  • Living these values as the leaders of the company;
  • Supporting ethics programmes for staff at induction and on an ongoing basis; and
  • Ensuring that the company lives up to its stated ethical values through appropriate monitoring mechanisms.

Ethics in practice

The larger the company, the more difficult it is to maintain consistency in the application of values and ethical behaviour. It is unlikely that all staff can be relied upon to react in the same way, particularly where there is significant cultural diversity in the countries in which a company operates. This is why a code of ethics is essential. A well-written code, consistently applied, will minimise uncertainty and raise awareness of ethical issues in the company. The code should help to operationalise ethics and values by developing an associated set of behaviours that will help guide the actions of staff in situations where they may face ethical challenges.

For example, a retailer selling clothing in Ireland might have questions over the type of labour and the employment conditions used in developing countries to produce their goods. Similarly, if a company is seen to exploit tax planning to the limit, even though it may be permissible within the tax codes, it may impact on the values and the reputation of the company.

Ultimately, good ethical practice should improve transparency, decrease the risk of fraud and reduce the likelihood of reputational damage.

A code of ethics

A company’s ethics programme should contain the following elements:

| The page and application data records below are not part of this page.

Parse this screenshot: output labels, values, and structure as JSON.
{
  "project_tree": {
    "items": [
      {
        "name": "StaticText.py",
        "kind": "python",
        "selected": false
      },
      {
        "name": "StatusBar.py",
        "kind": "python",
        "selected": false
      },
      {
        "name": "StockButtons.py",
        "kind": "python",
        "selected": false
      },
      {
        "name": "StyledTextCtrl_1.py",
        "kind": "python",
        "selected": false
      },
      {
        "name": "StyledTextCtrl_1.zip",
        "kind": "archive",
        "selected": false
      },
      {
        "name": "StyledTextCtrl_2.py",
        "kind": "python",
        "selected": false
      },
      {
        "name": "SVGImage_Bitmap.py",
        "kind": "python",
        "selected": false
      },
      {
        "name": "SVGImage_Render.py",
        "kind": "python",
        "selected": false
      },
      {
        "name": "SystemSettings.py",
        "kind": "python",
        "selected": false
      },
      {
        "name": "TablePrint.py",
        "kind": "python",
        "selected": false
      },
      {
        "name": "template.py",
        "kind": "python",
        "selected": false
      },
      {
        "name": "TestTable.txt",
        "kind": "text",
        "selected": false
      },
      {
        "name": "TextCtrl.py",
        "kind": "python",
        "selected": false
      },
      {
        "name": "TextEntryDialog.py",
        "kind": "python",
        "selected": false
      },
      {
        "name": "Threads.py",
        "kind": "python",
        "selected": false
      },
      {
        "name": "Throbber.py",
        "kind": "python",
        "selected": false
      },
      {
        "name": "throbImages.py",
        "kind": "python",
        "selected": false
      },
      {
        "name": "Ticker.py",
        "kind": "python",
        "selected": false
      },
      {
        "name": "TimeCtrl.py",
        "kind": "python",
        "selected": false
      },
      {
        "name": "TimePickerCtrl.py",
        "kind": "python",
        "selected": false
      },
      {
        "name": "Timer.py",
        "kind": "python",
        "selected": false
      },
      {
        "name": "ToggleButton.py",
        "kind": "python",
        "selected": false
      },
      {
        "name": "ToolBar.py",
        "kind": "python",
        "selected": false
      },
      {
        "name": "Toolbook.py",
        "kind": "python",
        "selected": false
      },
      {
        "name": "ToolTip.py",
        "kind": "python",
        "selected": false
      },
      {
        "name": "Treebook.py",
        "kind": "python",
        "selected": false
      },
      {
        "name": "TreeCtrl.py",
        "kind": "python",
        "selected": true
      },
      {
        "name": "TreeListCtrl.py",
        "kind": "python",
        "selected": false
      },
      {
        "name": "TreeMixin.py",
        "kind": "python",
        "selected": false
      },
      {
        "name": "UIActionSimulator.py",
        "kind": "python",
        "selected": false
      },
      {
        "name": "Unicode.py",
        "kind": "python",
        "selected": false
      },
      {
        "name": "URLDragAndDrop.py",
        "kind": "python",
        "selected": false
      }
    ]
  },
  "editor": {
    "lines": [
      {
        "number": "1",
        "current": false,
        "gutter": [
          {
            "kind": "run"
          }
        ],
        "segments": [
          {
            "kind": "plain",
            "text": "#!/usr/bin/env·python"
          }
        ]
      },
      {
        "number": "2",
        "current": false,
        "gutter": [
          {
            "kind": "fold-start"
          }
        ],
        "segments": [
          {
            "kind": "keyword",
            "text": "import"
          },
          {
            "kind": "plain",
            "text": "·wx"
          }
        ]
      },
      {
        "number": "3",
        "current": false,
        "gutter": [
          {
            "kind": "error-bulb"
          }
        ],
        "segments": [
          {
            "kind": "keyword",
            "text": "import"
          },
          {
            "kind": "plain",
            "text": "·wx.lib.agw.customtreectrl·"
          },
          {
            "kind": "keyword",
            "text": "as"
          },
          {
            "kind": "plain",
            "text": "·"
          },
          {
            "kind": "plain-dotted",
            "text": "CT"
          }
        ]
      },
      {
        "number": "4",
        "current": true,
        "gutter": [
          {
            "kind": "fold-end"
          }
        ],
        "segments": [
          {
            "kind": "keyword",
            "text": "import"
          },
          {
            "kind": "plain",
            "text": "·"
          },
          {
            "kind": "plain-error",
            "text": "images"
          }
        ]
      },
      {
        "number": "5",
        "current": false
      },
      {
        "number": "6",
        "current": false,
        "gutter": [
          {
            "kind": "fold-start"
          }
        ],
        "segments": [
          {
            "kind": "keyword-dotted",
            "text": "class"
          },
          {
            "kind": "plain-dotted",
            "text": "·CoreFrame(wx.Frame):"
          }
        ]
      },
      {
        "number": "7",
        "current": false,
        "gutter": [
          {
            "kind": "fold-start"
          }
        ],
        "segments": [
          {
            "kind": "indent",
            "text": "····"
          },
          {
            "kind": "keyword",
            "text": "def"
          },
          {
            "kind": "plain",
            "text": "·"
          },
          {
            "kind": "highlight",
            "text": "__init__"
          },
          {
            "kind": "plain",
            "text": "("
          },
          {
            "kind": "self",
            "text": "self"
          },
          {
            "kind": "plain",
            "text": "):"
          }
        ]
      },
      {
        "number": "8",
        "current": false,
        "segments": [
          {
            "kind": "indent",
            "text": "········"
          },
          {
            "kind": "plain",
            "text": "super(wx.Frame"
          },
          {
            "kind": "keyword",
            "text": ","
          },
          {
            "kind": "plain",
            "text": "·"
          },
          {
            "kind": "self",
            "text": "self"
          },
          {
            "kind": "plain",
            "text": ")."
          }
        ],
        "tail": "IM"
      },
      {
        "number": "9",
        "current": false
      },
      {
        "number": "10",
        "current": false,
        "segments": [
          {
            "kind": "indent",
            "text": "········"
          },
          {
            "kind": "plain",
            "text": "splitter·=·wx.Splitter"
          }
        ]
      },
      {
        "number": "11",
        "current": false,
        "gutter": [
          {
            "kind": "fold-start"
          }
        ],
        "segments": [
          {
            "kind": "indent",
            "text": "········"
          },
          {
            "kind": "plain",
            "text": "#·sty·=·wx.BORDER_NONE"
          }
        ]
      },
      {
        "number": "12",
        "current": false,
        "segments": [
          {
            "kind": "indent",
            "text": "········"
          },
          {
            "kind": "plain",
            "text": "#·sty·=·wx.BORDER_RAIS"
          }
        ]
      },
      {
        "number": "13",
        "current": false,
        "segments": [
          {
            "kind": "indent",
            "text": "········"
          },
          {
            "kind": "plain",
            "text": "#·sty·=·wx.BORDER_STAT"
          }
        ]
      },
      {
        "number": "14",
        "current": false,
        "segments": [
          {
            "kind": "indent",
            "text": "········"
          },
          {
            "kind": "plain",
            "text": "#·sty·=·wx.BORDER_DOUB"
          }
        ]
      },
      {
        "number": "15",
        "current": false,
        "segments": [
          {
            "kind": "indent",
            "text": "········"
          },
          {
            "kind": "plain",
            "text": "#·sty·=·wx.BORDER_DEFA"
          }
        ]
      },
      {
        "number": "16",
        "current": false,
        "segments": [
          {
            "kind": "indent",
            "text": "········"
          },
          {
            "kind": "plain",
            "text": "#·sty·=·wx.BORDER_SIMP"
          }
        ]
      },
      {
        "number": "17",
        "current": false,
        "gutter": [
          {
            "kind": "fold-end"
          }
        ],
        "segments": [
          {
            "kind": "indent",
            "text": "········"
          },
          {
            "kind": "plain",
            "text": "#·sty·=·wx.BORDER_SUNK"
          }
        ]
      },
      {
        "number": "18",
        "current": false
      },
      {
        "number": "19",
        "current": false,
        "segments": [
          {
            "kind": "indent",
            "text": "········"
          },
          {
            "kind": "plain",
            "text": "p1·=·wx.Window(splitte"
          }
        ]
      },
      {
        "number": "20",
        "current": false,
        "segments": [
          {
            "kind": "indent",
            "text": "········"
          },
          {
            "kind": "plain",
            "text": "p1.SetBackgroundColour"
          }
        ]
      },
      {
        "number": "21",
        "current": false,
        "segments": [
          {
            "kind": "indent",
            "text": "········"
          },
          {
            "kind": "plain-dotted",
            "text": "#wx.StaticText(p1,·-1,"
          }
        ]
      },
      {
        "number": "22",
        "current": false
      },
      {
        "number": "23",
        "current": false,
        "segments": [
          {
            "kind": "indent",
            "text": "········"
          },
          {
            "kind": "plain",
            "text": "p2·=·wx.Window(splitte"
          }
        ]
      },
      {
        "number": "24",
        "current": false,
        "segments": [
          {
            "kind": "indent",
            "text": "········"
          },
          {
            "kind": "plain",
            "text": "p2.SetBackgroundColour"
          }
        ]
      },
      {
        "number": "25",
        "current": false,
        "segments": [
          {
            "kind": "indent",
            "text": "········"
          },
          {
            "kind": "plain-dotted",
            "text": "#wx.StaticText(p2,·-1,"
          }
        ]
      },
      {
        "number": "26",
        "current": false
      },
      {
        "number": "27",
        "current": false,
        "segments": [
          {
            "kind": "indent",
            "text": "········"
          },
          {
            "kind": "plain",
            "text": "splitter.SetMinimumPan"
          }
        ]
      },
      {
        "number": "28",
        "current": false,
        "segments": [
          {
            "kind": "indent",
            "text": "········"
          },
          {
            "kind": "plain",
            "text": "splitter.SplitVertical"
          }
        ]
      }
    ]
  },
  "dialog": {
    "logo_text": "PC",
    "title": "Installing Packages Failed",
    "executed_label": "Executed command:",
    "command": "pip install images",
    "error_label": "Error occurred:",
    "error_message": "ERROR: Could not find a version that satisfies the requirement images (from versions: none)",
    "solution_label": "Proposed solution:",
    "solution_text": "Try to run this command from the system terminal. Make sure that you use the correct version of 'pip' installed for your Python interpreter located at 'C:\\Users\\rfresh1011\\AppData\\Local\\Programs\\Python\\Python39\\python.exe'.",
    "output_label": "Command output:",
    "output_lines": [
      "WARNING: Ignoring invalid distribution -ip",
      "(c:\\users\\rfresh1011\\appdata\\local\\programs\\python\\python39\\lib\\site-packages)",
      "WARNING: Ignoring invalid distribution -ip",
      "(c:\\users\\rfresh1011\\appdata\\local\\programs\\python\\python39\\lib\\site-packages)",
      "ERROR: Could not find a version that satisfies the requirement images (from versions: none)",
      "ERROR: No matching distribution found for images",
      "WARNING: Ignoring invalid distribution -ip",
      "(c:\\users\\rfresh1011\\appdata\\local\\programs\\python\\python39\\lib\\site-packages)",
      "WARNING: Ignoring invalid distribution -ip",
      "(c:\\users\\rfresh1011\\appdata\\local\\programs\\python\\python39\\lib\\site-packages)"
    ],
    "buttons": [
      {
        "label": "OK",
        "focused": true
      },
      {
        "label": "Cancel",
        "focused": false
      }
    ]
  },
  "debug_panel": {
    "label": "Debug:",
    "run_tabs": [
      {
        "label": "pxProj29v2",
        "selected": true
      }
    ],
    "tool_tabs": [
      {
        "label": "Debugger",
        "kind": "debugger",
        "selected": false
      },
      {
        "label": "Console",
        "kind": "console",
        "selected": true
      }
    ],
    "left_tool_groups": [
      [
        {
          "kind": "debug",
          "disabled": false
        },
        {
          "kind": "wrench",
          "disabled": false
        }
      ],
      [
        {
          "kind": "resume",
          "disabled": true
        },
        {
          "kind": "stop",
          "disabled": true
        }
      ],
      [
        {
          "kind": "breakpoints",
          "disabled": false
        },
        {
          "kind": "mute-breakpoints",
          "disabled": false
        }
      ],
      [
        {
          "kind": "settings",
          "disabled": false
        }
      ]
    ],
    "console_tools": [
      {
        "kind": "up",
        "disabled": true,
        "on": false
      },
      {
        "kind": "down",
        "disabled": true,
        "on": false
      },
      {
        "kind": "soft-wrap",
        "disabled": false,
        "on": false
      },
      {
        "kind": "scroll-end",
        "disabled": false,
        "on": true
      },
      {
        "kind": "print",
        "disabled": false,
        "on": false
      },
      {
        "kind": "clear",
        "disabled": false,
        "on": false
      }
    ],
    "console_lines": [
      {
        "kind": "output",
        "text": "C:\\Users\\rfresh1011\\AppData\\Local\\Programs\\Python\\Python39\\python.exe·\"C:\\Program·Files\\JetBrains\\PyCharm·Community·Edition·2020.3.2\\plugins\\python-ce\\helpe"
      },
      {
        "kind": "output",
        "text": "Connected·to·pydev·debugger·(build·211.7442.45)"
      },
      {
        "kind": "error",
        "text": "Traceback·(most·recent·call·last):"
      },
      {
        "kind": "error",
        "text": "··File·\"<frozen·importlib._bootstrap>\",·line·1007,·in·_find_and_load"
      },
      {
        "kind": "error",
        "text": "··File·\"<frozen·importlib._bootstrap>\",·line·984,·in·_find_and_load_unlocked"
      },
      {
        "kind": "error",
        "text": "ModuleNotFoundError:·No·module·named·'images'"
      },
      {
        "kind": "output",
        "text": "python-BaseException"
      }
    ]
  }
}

Code of ethics

  • A code of ethics is a written set of guidelines issued by a company to its management and staff to help them conduct their behaviour and actions in accordance with its values and ethical standards.
  • The communication of the code of ethics is important. It should be included in the induction process for new staff and in staff handbooks. It should also be available online as a staff resource.


  • Training in ethical behaviour ensures that all directors and employees know what is expected of them. It helps instil ethics in the culture of the company.
  • Companies should have a person responsible for ethics. For instance, Coca-Cola’s code of ethics is administered by an Ethics & Compliance Committee composed of a cross-functional senior management team. It oversees all ethics and compliance programmes and determines code violations and discipline. The Ethics & Compliance Office has operational responsibility for education, consultation, monitoring and assessment related to the code of conduct.

A means to report breaches of the code of ethics

  • Companies should provide the means for staff and others to raise ethical concerns.
  • Companies should encourage good faith reporting (‘whistle-blowing’) and foster a culture whereby they are protected.

Rewarding those who ‘live the ethical culture’

  • Ethical behaviour should be recognised and rewarded. Adherence to the company’s code of ethics should be part of the performance review process for all staff, including directors.
  • Those who breach the code of ethics should face appropriate action.
  • The requirement to follow and conform to the code of ethics should be included in employees’ contracts and directors’ service agreements.

Monitoring and reporting

  • Companies should monitor the impact of their ethics programme and report the findings internally with an improvement plan to address areas of concern.
  • Many companies issue corporate social responsibility (CSR) reports annually, which cover ethics and values.


The board of directors is responsible for setting ethical standards and values, and ensuring that they are embedded in – and become part of the DNA of – their organisation. An ethical business should be a more sustainable business.

David W. Duffy is author of A Practical Guide for Company Directors and founder of